Mom Finds Pot Reduces Her Son’s Dravet Syndrome Seizures by 90 Per Cent
Mandy McKnight had tried more than 10 medications to control the seizures of her seven-year-old son, who suffers from Dravet syndrome.
Two years ago, she decided to try medical marijuana. It reduced her son Liam’s seizures by 90%, she said.
But obtaining Liam’s medical marijuana, which he consumes in an oil form, wasn’t easy.
McKnight didn’t want Liam, who was five years old at the time, to smoke his medical marijuana, but that was the only legal way to consume it.
McKnight was illegally turning Liam’s marijuana into oil at home.
Eventually, the issue went to the Supreme Court of Canada, which ruled in June that he could consume his medical marijuana in an edible form.
McKnight recalls the first day she decided to try medical marijuana.

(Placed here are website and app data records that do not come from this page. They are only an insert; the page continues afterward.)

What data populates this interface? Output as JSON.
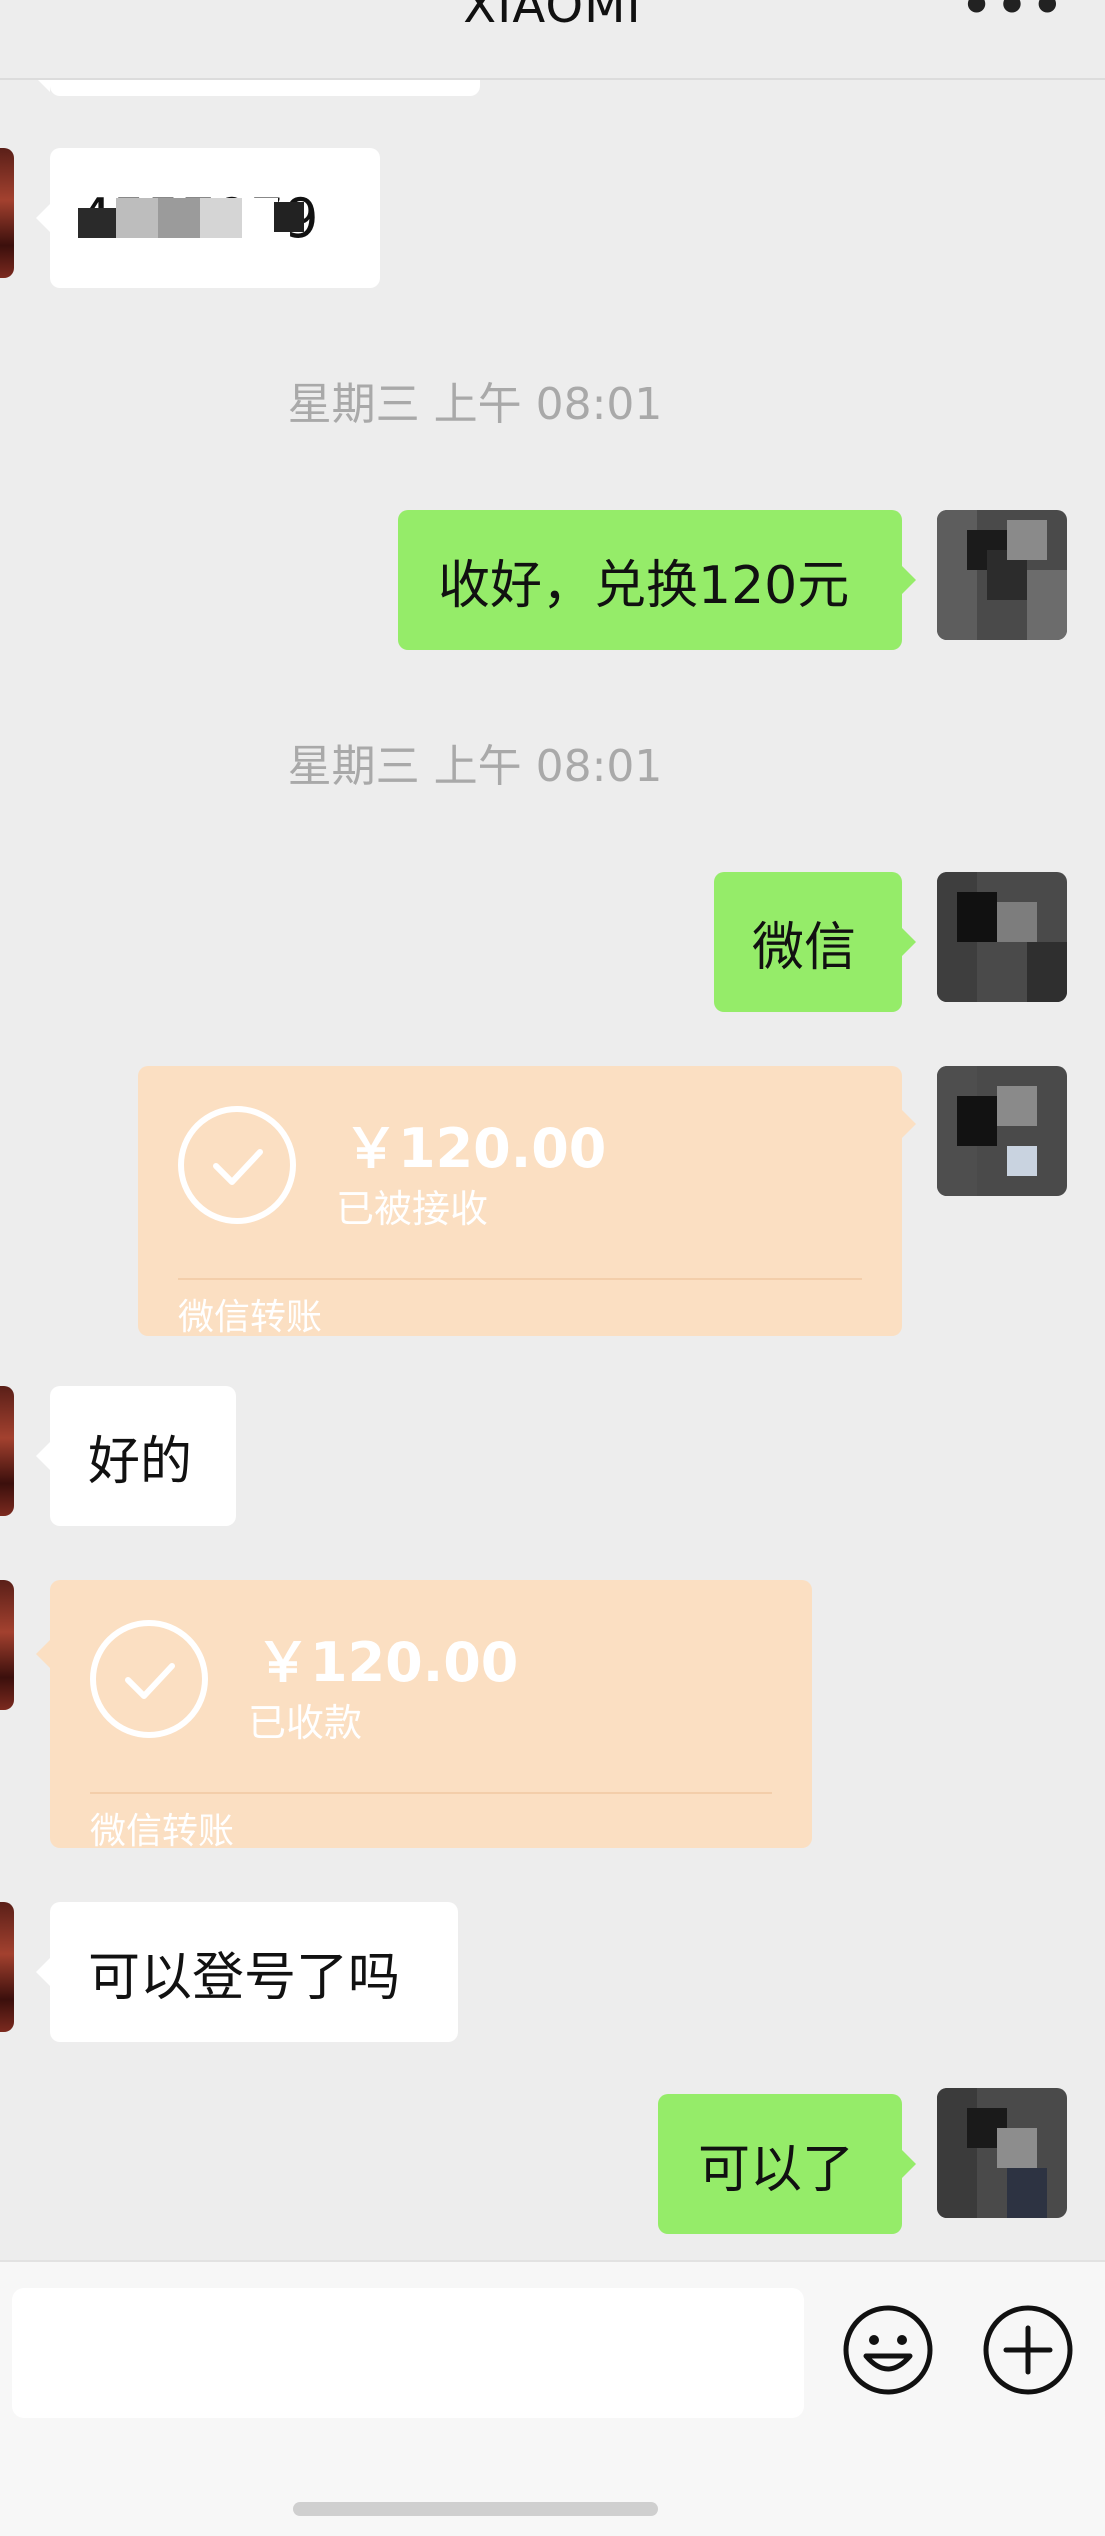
{
  "header": {
    "title": "XIAOMI",
    "more": "•••"
  },
  "messages": {
    "m1_text": "4557979",
    "stamp1": "星期三 上午 08:01",
    "m2_text": "收好，兑换120元",
    "stamp2": "星期三 上午 08:01",
    "m3_text": "微信",
    "transfer_out": {
      "amount": "￥120.00",
      "status": "已被接收",
      "footer": "微信转账"
    },
    "m4_text": "好的",
    "transfer_in": {
      "amount": "￥120.00",
      "status": "已收款",
      "footer": "微信转账"
    },
    "m5_text": "可以登号了吗",
    "m6_text": "可以了"
  },
  "bottom": {
    "emoji_icon": "smiley-icon",
    "plus_icon": "plus-circle-icon"
  },
  "colors": {
    "background": "#ededed",
    "green_bubble": "#95ec69",
    "transfer": "#fbdfc2"
  }
}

That was two years ago, when Liam was having 70 seizures, lasting average of three minutes, in one day.
“All he was doing was lying on the couch, seizing … he was basically just catatonic on the couch,” McKnight said.
Now, with medical marijuana, Liam has days where he’s seizure-free. When he does have a seizure, it would be once a day, only lasting about 10 seconds, McKnight said.
“I’ve gotten accustomed to things being good,” she said. “It’s not perfect … but he (Liam) is doing amazing.“
Liam is off the other medications he took before marijuana, a cocktail of Valproic Acid, Clonazepam and Stiripentol, which comes with a handful of side effects including aggression, anxiety, drooling and loss of appetite, according to McKnight.
While it’s now legal for Liam to take his medication in oil form, there’s currently no medical marijuana producer in Canada distributing marijuana oil.
For now, McKnight is still making marijuana oil at home, though legally. She makes the oil at home, sends the content to a lab in British Columbia to ensure it’s the right dosage of chemicals for Liam.
Since getting the go-ahead to produce marijuana in oil form, licensed producers are in the process of launching new products and waiting for Health Canada inspection.
Canopy Growth Corp., based in Smiths Falls, got the green light to launch an oil-based product in August, according to company president Mark Zekulin.
The company is hoping to start selling oil products by the end of year, but that depends on how soon they can launch a new product and get inspected by Health Canada.
Meanwhile, McKnight said she gets tons of emails from other parents asking about medical marijuana for children.
“Compared to where we were two years ago … it’s been leaps and bounds,” McKnight said. “I don’t think cannabis is a cure but it’s a viable treatment.“